That outcome is regarded as negative for the yen as the main
opposition Liberal Democratic Party (LDP) favors further
monetary policy easing by the Bank of Japan.
The dollar rose 0.9 percent to 80.12 yen and the euro
climbed 1.2 percent on the day to 102.10 yen. Against
the dollar, the euro was 0.25 percent higher at $1.2730.
The greenback was easier against most major currencies other
than the yen on growing signs that the Federal Reserve was
likely to adopt an ultra-loose monetary stance in coming months.
Influential Fed Vice Chair Janet Yellen said on Tuesday that
U.S. interest rates may need to stay near zero until early 2016
to forcefully lift employment.
However, any weakness was still being capped by concerns
that Washington will fail to find compromises needed to avoid a
series of mandated tax hikes and spending cuts due to take
effect next year that could send the world's largest economy
back into recession.
Profit-taking caused U.S. Treasury prices to fall and yields
to rise Wednesday after a post-election rally driven by concerns
over a potential U.S. fiscal crisis and Europe's debt woes.
But yields were not expected to stray far from their lowest
levels since September with price support from concerns over the
so-called fiscal cliff of $600 billion in U.S spending cuts and
tax increases set to start in January that could send the
economy back into recession.
Ten-year Treasury notes traded 6/32 lower
in price to yield 1.62 percent, up from 1.59 percent late
Tuesday.

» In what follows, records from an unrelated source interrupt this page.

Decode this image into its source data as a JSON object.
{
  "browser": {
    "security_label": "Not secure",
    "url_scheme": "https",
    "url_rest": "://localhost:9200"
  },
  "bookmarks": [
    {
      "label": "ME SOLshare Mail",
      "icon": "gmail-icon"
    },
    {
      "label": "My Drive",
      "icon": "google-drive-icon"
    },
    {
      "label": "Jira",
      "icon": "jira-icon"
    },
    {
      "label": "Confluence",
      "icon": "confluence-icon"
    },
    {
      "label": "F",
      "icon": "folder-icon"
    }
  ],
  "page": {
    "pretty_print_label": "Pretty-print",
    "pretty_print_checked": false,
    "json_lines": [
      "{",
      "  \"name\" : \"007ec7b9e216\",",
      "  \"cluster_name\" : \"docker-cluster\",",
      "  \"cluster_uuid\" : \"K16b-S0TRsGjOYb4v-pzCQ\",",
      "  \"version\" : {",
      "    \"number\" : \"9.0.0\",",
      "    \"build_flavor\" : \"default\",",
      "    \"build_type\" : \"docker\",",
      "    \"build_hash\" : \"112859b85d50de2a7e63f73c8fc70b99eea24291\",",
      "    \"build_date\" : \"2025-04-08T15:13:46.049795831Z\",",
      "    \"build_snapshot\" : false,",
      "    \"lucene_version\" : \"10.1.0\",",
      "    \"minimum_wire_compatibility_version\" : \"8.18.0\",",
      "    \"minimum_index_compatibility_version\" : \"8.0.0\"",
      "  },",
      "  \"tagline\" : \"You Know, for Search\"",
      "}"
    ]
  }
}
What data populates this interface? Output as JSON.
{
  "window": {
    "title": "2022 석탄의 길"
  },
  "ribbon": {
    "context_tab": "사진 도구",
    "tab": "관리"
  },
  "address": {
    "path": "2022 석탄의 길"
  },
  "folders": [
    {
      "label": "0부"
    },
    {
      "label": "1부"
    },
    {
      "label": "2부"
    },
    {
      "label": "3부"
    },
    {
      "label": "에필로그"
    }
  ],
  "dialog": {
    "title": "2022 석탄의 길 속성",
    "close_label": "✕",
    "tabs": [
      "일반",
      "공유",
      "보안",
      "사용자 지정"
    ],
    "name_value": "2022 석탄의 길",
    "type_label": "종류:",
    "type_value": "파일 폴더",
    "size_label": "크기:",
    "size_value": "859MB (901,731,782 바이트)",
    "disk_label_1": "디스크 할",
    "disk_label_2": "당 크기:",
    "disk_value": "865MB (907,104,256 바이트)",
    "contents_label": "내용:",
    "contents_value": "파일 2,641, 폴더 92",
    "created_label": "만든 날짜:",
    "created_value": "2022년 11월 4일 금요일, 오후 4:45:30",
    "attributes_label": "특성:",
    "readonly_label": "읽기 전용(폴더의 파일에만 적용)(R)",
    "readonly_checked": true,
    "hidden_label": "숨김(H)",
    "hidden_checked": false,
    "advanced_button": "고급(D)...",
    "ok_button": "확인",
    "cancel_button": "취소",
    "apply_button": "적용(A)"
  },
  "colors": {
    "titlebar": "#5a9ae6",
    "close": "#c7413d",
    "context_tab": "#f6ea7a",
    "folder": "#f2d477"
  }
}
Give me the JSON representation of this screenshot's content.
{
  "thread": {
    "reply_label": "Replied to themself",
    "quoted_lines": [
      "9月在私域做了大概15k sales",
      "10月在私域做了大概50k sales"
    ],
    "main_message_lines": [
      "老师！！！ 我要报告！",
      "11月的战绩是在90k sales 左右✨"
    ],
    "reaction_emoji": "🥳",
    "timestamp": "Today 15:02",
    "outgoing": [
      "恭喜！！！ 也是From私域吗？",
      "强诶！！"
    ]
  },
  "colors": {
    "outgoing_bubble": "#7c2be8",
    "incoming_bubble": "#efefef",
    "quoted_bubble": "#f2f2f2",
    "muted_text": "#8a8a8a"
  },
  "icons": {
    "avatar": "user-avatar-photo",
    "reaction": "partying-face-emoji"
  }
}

The yield on Tuesday touched 1.57 percent, the lowest
in 10 weeks.
Moves in commodity markets were limited, with traders
watching developments in Europe and the United States and also
wary about the ramifications of the political transition in
China due to be announced on Thursday.
On Wednesday, the 2,270 carefully vetted party delegates
cast their votes in Beijing's Great Hall of the People for the
new central committee, which in turn will appoint the Politburo
Standing Committee that will ultimately rule China.
The new government's attitude to supporting growth, which
has been slowing all year, will be closely watched as China is
the world's top consumer of many commodities.
Three-month copper on the London Metal Exchange was
down 0.4 percent at $7,646 a tonne, while gold rose 0.27
percent to $1,724.51 an ounce, still below a 3-week peak of
around $1,738 struck on Friday.
In oil markets Brent crude reversed early losses to
gain $1.34 to $109.60 a barrel, supported by the dollar's fall
against a basket of currencies, aside from the yen, which makes
dollar-denominated oil more affordable.
U.S. oil gained 87 cents to $85.25, snapping two days